■ Problem to work on ■
Scan the entries that follow and give only the number of lines containing "ultimate".

---------- Task input ----------

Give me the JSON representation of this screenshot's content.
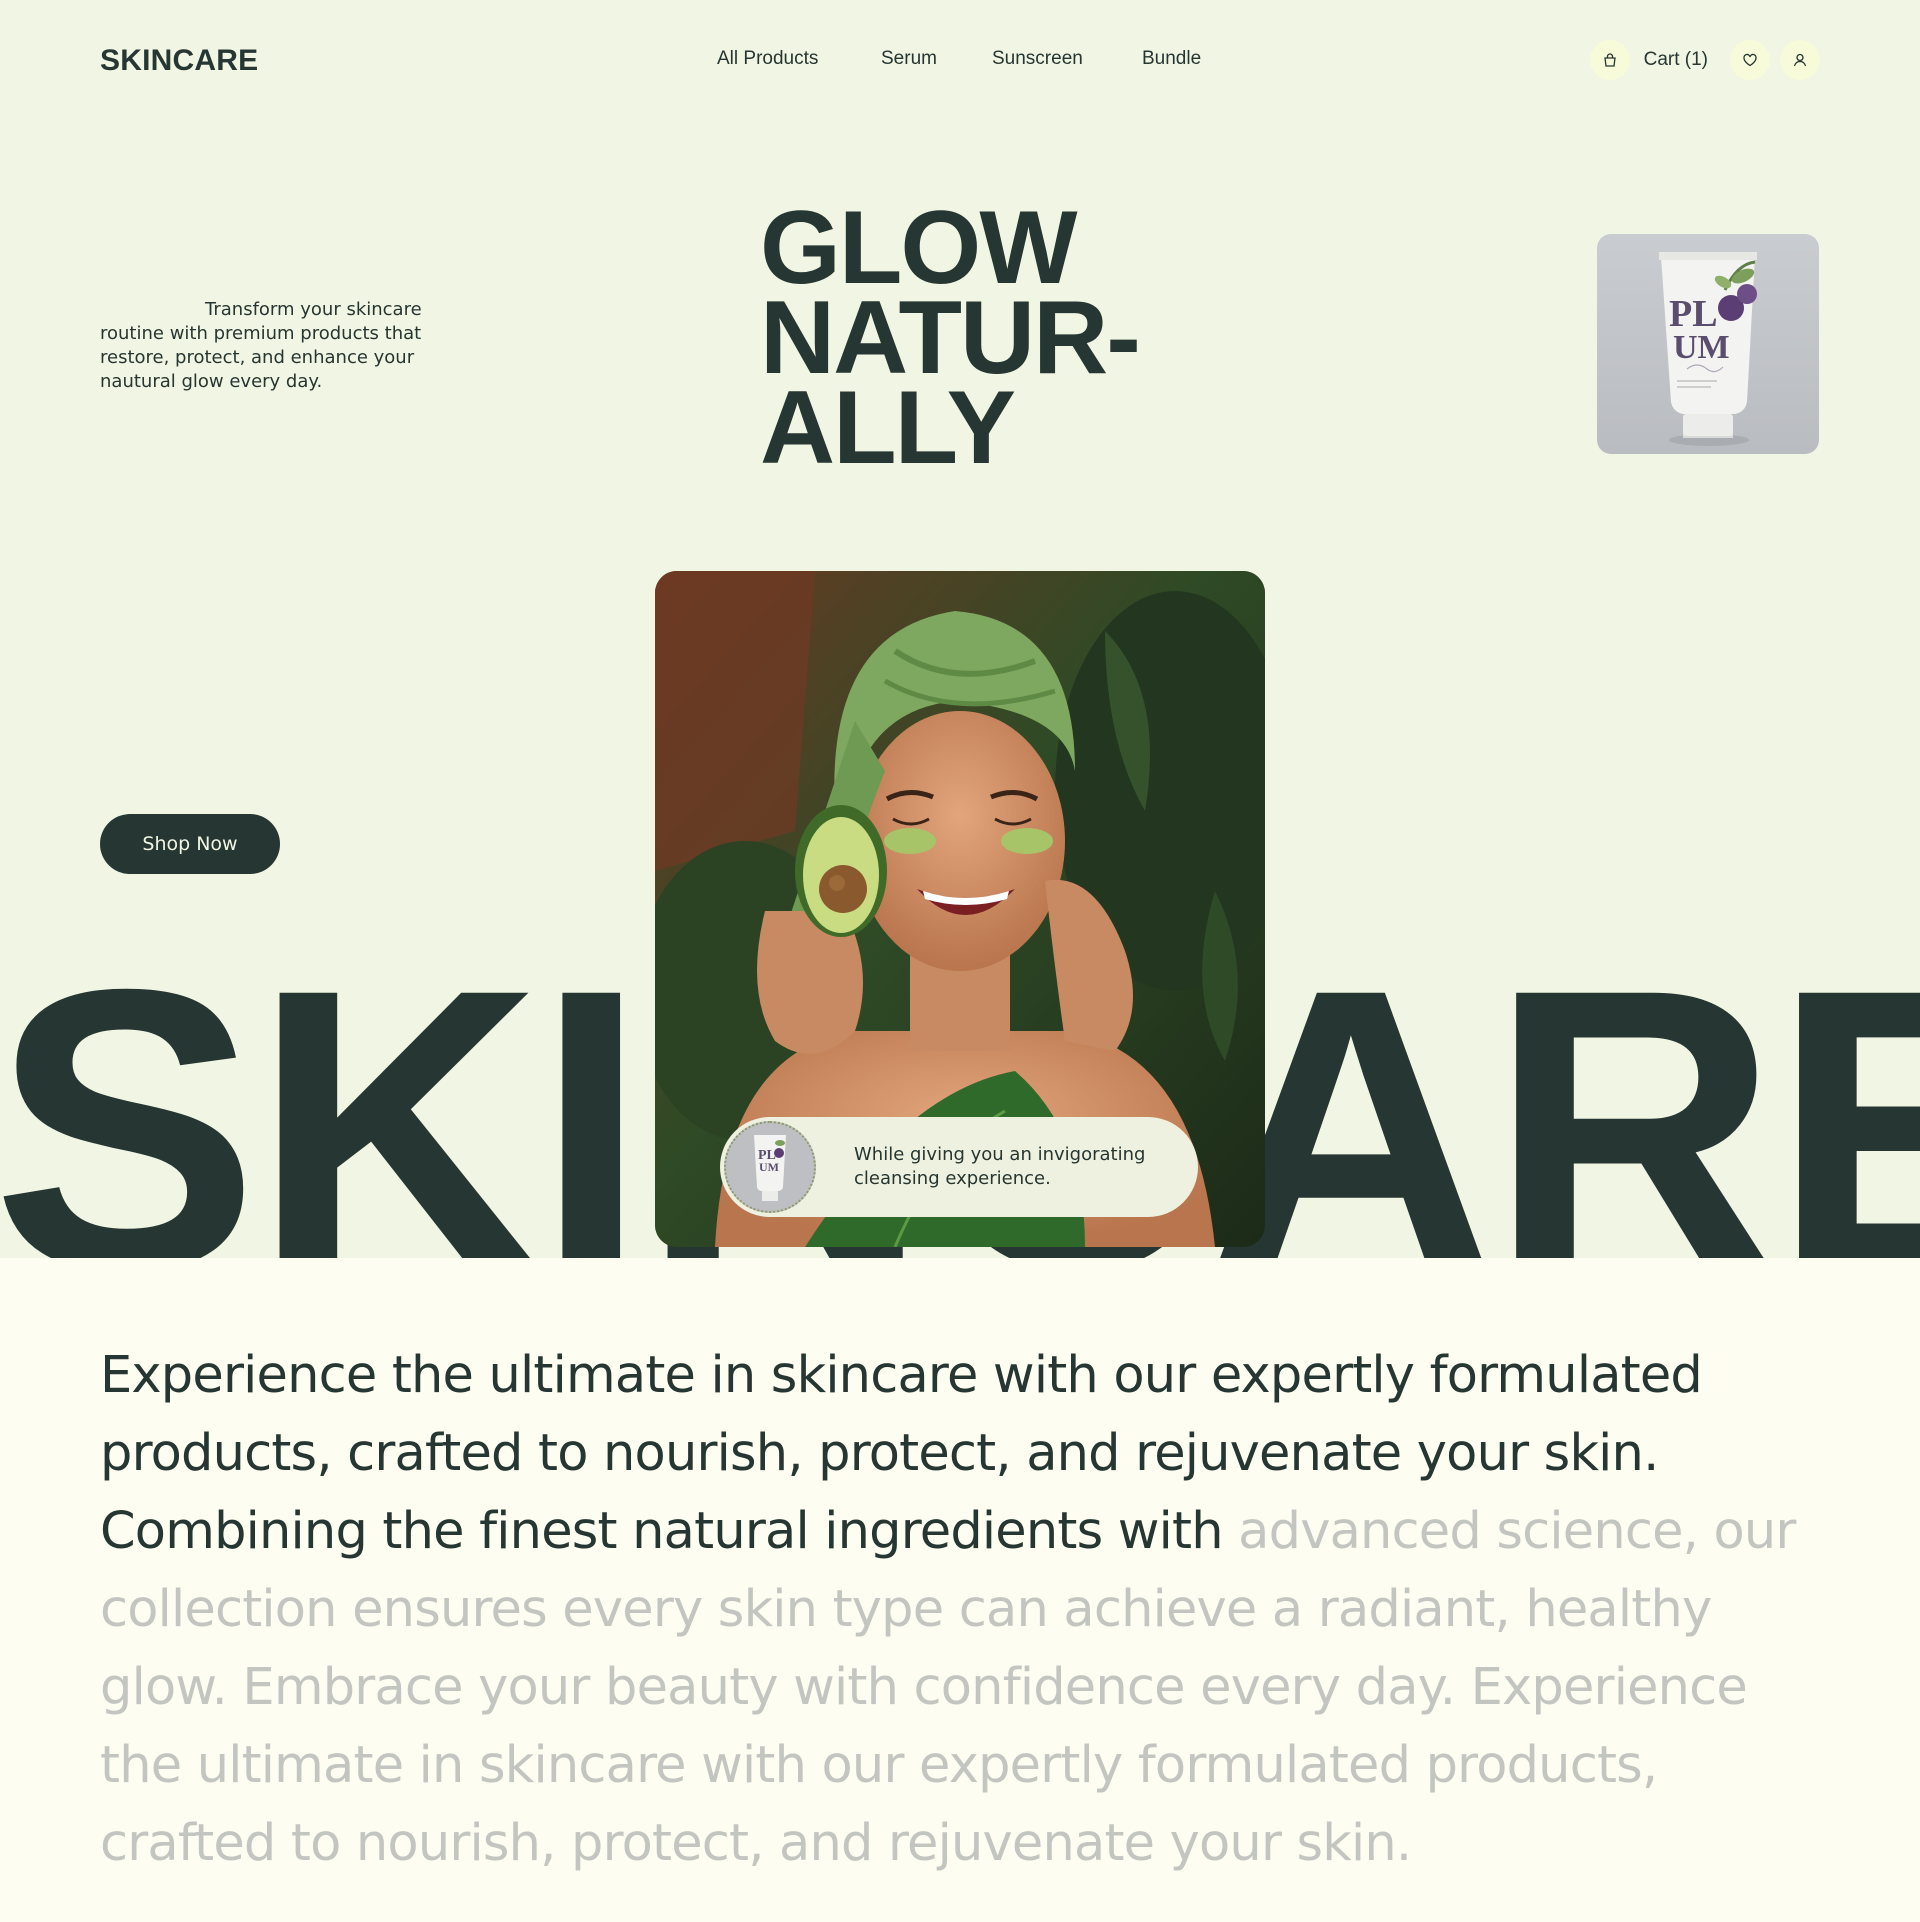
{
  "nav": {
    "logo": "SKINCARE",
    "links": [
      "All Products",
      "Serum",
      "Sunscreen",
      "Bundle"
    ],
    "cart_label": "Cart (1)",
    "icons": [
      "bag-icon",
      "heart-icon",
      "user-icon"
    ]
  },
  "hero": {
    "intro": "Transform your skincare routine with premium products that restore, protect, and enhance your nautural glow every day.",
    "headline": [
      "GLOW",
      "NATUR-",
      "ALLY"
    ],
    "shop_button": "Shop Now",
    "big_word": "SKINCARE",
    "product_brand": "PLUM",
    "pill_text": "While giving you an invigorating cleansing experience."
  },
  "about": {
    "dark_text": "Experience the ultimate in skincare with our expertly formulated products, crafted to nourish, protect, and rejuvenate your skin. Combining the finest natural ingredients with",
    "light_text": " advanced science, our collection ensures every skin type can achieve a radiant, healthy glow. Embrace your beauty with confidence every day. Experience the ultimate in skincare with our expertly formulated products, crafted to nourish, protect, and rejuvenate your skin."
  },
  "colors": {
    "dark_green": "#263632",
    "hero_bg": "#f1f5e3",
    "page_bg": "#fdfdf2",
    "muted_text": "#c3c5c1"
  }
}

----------

■ Result of the task ■
2